Campaigns are gearing up for the groundwork needed to reconcile rejected ballots across the county. These votes could prove pivotal in closely contested races.
For ballots to be counted, they must first be marked “accepted.” You can check on the status of your ballot at any time. Each voter has a ballot that is marked when it is mailed and received. Upon receipt by county election officials, ballots are either “accepted” with no validation errors, or rejected. The vast majority of ballots are immediately accepted, counted and thereby included in the final tallies for election rallies. These are the ballots that go into vote tallies for all election races. Rejected ballots are not counted because they failed to be validated and must be reconciled to be counted.
Counties can reject ballots for many reasons, but the most common are missing a signature, have a signature that didn’t match, or were postmarked too late. Late postmarked ballots are not eligible for reconciliation. The votes that are eligible for reconciliation must go through an affidavit process to ensure that the voter did cast the ballot that was received by the county. Anyone with a rejected ballot can contact the auditor’s office to have it accepted vice rejected. Still, most voters don’t realize this process exists or that their ballot was rejected in the first place.
For this reason, campaigns are preparing to do the hard volunteer work to reconcile these ballots for voters who likely have no idea they had a rejected vote.
Because ballot status is public information, volunteers can organize to help get ballots reconciled. The Washington State Republican Party, in coordination with multiple county and legislative district campaigns, are preparing to begin this laborious process tomorrow morning. Volunteers received training to understand the process and procedures for the task of ballot reconciliation. Voters’ political affiliation is not associated with ballot status, so political parties are likely to proceed carefully in the reconciliation process. There is no way for volunteers or political parties to know how individuals voted, only whether their vote was accepted or rejected. Reconciliation is allowed to continue until November 24th; after that, rejected ballots will remain uncounted.

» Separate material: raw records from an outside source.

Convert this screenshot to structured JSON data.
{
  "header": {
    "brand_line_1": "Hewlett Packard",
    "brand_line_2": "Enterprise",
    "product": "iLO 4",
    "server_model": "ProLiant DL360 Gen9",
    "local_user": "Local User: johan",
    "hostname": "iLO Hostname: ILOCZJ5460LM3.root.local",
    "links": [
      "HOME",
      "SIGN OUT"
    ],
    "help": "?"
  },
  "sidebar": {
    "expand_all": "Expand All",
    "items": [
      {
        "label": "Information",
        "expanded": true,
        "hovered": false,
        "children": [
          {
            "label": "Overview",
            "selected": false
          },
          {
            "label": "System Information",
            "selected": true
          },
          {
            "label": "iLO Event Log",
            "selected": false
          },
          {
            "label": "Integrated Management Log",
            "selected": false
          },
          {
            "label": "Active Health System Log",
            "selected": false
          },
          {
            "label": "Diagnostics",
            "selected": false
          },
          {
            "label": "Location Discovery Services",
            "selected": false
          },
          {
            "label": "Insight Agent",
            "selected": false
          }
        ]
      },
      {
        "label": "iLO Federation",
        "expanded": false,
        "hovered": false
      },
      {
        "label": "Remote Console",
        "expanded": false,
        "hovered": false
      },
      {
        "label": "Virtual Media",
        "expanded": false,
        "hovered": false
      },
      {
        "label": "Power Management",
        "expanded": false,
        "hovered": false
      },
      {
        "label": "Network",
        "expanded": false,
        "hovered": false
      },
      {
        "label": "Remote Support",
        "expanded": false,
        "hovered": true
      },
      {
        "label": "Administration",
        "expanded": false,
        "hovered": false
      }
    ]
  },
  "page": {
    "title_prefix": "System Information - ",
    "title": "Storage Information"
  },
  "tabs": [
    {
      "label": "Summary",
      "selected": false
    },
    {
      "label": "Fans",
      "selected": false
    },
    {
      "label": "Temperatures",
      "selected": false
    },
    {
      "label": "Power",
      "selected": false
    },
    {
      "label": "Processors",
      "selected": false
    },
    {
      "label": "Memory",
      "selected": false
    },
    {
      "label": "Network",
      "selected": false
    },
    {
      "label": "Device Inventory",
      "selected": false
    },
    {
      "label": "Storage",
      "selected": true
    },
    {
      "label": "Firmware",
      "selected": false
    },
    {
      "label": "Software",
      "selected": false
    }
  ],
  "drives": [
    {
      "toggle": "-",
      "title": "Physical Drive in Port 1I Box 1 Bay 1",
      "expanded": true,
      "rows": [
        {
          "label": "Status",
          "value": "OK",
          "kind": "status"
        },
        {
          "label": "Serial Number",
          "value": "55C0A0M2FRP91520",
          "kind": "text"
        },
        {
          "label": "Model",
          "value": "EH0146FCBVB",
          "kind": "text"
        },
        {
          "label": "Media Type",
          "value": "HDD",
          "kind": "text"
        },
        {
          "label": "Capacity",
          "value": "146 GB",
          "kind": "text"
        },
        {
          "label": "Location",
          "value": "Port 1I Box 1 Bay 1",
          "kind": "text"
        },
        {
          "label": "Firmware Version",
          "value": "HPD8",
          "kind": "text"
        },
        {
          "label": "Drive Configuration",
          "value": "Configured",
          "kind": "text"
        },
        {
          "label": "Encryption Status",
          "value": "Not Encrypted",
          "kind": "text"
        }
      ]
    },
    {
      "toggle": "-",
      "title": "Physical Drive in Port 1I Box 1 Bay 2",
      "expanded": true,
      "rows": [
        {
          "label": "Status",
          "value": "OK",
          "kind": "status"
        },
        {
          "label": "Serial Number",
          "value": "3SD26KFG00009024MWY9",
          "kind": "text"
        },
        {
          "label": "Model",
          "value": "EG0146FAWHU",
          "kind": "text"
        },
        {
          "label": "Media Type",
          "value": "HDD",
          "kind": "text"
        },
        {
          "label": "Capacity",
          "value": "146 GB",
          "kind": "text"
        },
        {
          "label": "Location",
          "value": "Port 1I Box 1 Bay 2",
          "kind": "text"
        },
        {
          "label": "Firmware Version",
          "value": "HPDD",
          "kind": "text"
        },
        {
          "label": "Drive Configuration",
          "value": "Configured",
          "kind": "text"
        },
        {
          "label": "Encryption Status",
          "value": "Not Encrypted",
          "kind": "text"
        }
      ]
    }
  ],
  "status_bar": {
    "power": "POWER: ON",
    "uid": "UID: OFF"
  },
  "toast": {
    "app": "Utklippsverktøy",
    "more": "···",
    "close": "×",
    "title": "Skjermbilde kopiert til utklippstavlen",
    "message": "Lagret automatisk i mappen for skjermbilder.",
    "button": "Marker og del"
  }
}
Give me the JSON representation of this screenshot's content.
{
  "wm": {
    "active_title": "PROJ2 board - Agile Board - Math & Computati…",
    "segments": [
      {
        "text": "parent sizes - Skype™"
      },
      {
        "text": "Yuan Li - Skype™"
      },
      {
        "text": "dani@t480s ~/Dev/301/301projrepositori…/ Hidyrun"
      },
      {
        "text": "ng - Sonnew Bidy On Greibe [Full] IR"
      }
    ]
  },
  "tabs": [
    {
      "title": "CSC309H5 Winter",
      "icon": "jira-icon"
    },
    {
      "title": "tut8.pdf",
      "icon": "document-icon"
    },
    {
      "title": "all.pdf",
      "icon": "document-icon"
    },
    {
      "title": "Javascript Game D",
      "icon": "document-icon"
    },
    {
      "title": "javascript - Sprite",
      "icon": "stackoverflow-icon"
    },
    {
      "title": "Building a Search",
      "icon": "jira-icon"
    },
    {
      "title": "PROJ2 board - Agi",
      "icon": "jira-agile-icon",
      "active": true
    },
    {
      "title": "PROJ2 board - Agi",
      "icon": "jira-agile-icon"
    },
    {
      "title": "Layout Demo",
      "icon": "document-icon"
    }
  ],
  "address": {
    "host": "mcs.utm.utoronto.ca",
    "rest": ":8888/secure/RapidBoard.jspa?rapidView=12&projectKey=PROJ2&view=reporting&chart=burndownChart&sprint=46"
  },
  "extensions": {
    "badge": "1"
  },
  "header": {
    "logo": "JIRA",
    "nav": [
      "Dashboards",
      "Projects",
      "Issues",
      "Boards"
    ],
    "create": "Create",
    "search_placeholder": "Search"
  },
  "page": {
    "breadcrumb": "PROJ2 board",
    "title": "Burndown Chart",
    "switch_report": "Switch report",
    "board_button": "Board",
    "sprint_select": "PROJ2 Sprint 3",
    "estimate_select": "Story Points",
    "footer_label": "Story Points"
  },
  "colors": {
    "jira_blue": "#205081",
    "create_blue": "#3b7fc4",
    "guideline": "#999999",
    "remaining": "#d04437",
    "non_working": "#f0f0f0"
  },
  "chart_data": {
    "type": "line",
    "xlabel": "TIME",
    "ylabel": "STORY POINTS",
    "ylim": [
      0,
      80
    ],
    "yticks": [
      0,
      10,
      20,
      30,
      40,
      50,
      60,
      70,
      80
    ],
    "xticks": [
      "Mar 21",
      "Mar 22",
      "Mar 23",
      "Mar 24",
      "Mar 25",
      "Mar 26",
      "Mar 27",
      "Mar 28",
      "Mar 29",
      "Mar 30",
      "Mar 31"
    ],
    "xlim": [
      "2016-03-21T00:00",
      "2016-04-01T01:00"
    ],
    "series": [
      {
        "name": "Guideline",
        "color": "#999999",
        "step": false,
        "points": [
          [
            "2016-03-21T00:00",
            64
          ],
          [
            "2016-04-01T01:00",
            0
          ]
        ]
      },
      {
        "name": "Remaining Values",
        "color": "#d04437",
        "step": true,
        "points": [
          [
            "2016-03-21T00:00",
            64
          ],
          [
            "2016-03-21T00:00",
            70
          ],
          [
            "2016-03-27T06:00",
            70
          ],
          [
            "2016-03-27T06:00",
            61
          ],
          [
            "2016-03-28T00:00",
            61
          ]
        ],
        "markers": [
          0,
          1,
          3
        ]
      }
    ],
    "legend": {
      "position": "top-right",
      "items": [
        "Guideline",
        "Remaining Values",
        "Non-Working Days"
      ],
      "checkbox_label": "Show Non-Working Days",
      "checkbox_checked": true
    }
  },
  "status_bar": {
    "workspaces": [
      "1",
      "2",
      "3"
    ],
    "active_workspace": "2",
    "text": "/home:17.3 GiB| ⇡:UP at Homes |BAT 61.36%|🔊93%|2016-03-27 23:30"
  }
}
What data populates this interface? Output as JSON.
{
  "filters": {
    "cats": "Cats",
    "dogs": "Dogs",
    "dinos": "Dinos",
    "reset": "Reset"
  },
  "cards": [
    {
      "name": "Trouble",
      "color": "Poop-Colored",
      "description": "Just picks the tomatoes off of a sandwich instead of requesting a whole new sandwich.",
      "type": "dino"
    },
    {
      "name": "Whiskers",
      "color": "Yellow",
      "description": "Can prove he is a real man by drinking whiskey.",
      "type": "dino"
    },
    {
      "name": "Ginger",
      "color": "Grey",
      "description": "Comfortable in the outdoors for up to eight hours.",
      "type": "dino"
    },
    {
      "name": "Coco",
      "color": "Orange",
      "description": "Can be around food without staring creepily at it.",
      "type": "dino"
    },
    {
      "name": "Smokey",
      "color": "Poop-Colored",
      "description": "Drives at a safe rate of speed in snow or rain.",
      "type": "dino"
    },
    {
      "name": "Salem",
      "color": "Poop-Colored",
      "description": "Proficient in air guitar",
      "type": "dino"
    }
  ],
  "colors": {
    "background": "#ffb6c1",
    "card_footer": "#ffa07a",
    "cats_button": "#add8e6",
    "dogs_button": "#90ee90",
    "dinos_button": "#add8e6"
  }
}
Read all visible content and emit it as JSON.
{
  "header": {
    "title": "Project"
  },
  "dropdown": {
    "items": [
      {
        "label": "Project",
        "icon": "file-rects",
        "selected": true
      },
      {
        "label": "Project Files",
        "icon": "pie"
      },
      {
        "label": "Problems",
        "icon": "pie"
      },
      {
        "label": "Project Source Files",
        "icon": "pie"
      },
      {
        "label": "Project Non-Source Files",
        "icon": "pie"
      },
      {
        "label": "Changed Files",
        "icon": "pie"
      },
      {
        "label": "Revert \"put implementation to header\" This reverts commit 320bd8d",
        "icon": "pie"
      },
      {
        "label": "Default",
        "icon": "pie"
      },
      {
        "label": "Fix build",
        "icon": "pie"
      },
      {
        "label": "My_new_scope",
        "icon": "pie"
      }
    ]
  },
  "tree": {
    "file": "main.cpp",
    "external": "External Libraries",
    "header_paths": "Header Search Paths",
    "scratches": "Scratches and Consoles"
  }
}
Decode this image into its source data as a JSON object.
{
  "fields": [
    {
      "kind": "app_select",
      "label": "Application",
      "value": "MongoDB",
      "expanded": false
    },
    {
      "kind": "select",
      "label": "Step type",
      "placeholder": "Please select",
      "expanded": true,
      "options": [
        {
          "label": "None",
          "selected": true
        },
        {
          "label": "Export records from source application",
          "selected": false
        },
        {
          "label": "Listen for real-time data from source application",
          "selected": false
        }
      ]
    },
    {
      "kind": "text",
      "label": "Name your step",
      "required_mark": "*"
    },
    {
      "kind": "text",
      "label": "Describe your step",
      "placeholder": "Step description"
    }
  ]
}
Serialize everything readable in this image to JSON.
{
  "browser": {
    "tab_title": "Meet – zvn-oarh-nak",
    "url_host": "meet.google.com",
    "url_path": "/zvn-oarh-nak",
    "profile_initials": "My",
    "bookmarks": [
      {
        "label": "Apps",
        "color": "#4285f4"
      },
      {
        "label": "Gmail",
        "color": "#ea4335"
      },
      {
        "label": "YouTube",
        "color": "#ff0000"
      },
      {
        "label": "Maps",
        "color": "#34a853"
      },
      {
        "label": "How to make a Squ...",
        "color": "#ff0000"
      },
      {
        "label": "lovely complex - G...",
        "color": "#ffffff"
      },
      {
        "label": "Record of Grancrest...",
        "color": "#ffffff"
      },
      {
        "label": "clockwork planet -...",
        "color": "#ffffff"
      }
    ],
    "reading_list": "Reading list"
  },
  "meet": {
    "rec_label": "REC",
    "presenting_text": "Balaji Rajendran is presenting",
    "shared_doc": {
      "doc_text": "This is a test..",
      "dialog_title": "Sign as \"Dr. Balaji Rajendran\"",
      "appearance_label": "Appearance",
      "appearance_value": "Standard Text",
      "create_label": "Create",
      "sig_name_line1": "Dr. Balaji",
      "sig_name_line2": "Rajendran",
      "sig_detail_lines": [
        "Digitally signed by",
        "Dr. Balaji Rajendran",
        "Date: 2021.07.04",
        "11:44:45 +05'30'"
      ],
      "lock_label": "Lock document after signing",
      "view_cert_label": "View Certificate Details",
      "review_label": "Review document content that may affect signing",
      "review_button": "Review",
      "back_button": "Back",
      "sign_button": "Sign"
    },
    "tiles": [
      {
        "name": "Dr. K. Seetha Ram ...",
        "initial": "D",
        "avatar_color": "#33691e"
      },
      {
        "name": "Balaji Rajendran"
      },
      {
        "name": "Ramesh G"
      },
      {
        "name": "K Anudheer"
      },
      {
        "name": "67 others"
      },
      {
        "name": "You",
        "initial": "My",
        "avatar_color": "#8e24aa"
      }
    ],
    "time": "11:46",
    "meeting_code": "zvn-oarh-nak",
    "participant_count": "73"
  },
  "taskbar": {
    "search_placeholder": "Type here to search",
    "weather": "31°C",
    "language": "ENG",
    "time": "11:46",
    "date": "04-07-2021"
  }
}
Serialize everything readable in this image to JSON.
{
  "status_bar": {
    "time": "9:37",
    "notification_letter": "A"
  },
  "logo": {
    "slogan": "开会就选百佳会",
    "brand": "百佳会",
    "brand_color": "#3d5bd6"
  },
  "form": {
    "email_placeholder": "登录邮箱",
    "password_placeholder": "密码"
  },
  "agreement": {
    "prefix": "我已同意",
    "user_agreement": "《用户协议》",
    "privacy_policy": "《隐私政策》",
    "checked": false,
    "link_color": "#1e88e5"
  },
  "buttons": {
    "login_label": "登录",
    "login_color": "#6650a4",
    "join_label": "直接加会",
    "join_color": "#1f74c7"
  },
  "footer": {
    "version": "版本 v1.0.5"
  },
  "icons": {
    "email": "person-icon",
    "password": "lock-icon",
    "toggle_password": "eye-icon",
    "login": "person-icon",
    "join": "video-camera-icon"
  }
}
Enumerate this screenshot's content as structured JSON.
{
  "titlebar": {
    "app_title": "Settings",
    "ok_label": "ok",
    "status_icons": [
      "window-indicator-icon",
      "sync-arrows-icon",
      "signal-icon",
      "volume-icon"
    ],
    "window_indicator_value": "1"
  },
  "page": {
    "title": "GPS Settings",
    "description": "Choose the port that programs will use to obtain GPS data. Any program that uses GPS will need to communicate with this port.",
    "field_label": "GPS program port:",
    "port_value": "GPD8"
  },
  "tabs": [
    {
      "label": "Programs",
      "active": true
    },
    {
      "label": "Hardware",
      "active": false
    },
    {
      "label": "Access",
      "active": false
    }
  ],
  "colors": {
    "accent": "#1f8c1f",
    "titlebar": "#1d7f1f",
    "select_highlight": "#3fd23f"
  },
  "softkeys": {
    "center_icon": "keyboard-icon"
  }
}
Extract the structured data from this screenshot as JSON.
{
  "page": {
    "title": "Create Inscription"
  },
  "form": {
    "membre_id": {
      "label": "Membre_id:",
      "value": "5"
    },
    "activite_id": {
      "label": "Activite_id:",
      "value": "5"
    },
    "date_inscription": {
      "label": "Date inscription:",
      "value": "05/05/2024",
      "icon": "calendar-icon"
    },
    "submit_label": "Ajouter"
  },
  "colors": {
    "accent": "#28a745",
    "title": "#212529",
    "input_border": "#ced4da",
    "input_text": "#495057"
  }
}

Republican regional leaders estimate that Island County has up to 500 rejected ballots, but those numbers are speculative. At any rate, the volunteers stand ready to help ensure that voters have their votes counted in these very close elections.